Bring together copies of the lines in the data below that contain the word "right".

Segment Start: INPUT RECORDS

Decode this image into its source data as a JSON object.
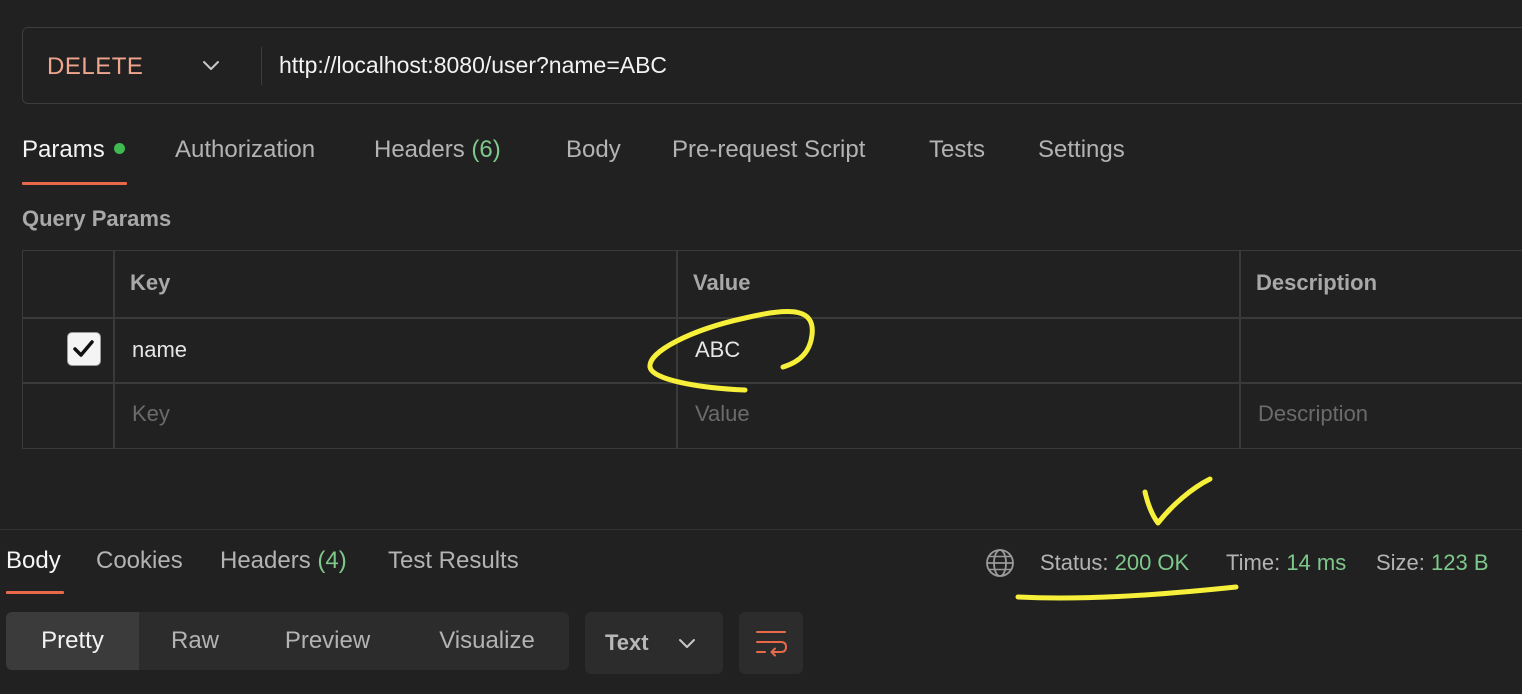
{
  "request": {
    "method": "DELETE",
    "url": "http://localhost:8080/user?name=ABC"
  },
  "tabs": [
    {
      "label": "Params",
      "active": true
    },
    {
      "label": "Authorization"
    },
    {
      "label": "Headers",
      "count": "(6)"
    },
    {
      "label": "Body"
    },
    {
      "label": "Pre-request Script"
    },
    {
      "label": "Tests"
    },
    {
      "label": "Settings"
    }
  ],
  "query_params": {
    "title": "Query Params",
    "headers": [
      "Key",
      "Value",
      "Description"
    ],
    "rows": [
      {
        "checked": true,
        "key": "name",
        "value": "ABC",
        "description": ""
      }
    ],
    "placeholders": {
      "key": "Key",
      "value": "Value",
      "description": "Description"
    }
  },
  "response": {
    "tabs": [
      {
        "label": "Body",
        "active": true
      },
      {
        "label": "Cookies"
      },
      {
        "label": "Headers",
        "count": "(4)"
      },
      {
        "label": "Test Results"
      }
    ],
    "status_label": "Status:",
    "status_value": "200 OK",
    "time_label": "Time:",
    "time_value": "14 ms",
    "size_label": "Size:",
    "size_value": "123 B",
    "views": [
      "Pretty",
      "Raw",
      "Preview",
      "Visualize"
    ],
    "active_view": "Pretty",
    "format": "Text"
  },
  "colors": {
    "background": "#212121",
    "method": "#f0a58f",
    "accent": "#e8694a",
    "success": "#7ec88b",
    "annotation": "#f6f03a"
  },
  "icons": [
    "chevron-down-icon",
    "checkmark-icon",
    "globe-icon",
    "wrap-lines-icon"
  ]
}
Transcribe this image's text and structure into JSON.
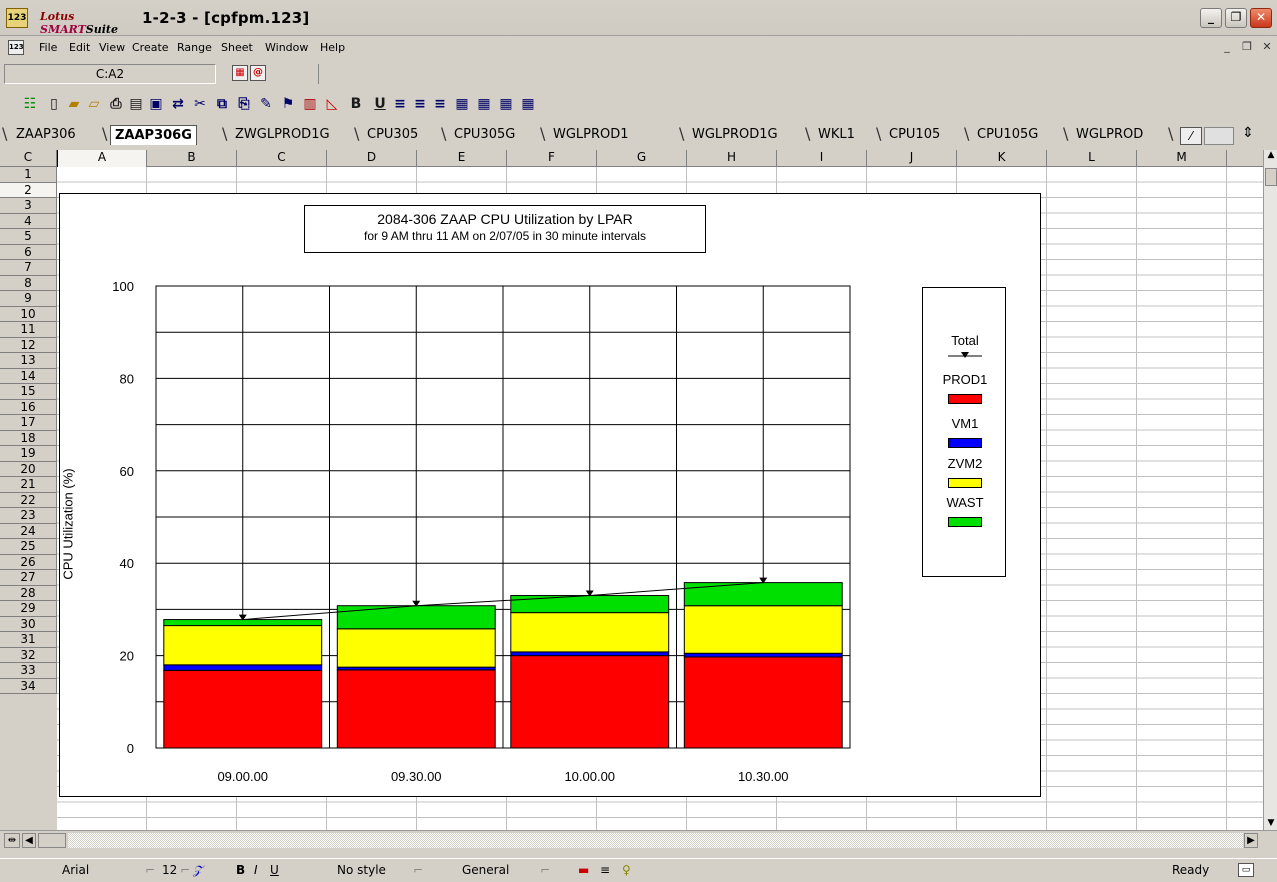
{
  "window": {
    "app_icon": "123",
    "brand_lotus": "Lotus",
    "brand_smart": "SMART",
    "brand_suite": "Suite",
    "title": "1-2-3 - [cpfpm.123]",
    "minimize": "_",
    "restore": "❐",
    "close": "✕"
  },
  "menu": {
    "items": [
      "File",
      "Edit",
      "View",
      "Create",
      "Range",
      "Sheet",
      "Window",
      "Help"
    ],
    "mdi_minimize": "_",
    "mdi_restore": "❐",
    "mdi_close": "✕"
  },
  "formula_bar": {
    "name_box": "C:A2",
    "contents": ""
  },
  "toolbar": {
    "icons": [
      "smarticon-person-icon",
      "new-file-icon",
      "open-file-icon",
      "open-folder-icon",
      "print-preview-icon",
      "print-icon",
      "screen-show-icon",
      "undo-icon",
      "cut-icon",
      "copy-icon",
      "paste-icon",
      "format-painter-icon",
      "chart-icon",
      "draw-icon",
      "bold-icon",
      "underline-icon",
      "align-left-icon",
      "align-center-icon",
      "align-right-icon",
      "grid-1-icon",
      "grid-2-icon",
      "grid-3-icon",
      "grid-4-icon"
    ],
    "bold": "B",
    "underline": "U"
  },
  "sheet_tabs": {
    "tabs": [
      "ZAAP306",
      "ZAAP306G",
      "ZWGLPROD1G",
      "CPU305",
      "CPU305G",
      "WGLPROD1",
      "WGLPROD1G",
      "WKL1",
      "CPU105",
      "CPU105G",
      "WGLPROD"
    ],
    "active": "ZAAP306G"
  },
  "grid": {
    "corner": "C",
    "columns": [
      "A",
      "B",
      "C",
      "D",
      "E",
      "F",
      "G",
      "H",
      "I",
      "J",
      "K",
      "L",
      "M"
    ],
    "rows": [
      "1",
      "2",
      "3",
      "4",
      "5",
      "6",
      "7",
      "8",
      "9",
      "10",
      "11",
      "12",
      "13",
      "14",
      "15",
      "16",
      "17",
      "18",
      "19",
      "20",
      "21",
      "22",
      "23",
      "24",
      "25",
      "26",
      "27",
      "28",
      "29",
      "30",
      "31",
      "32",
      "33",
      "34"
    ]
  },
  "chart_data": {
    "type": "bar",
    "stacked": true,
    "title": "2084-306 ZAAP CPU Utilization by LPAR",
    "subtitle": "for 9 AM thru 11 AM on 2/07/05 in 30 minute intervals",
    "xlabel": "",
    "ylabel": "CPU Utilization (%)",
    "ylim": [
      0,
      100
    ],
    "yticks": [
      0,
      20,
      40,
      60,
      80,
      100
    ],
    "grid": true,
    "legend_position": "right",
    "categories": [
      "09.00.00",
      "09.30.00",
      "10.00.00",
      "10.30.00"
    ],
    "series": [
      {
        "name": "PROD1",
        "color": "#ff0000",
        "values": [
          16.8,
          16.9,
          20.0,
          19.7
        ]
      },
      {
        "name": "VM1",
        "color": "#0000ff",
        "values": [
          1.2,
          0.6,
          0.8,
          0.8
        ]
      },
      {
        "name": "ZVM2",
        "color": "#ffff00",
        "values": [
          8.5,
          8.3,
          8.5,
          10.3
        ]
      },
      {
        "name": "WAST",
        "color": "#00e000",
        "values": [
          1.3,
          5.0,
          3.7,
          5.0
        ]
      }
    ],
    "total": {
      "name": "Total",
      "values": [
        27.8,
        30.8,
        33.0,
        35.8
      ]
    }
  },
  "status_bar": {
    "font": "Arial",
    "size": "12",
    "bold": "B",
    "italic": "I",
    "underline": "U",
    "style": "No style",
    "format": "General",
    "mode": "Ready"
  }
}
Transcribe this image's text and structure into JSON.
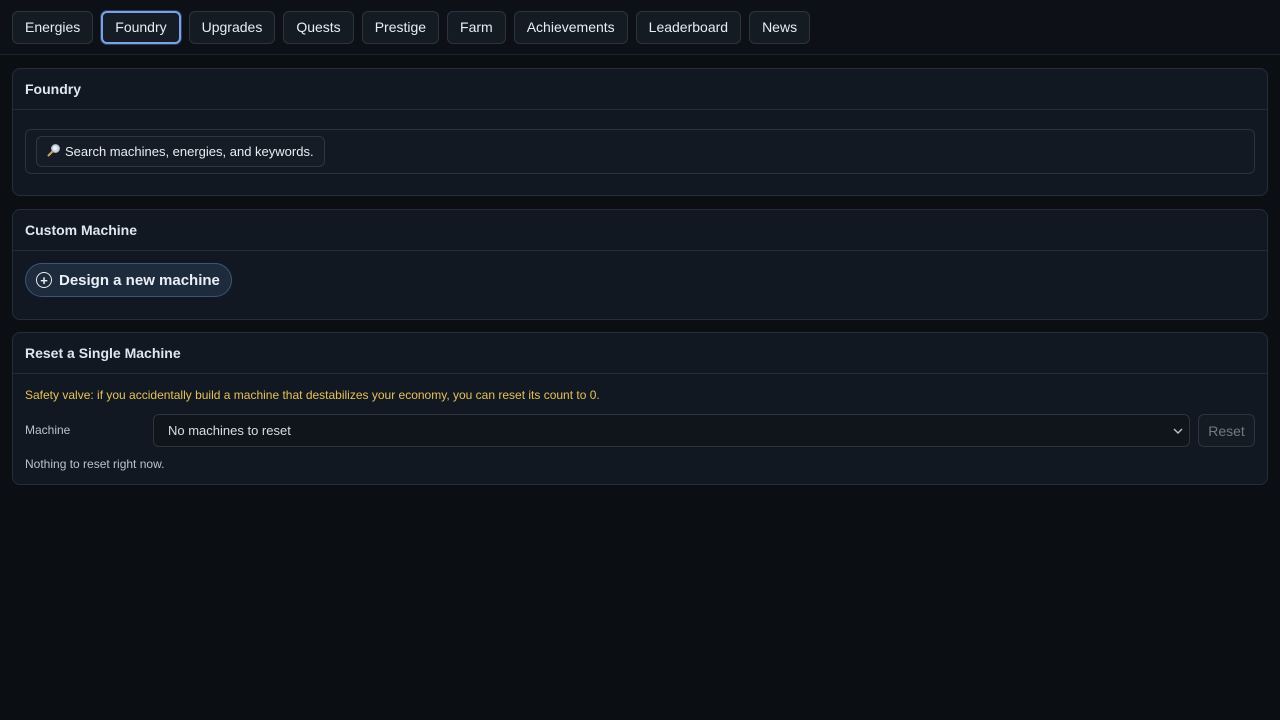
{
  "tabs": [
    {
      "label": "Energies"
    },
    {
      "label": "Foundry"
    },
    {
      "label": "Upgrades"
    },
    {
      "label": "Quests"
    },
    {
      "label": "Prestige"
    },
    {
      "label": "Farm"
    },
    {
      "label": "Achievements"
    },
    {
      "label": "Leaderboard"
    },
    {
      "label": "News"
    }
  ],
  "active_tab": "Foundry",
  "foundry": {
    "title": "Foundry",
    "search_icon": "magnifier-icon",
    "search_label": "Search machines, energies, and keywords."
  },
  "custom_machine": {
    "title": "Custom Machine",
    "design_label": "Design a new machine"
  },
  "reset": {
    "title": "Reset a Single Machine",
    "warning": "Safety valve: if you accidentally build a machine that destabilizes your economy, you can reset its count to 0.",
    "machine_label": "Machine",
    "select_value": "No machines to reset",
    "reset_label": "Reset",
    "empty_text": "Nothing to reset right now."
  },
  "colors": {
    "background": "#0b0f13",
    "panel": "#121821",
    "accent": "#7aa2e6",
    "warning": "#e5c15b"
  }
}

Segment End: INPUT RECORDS

YOUR RESPONSE:
      "align-right-icon",
    "legend_position": "right",
    "empty_text": "Nothing to reset right now."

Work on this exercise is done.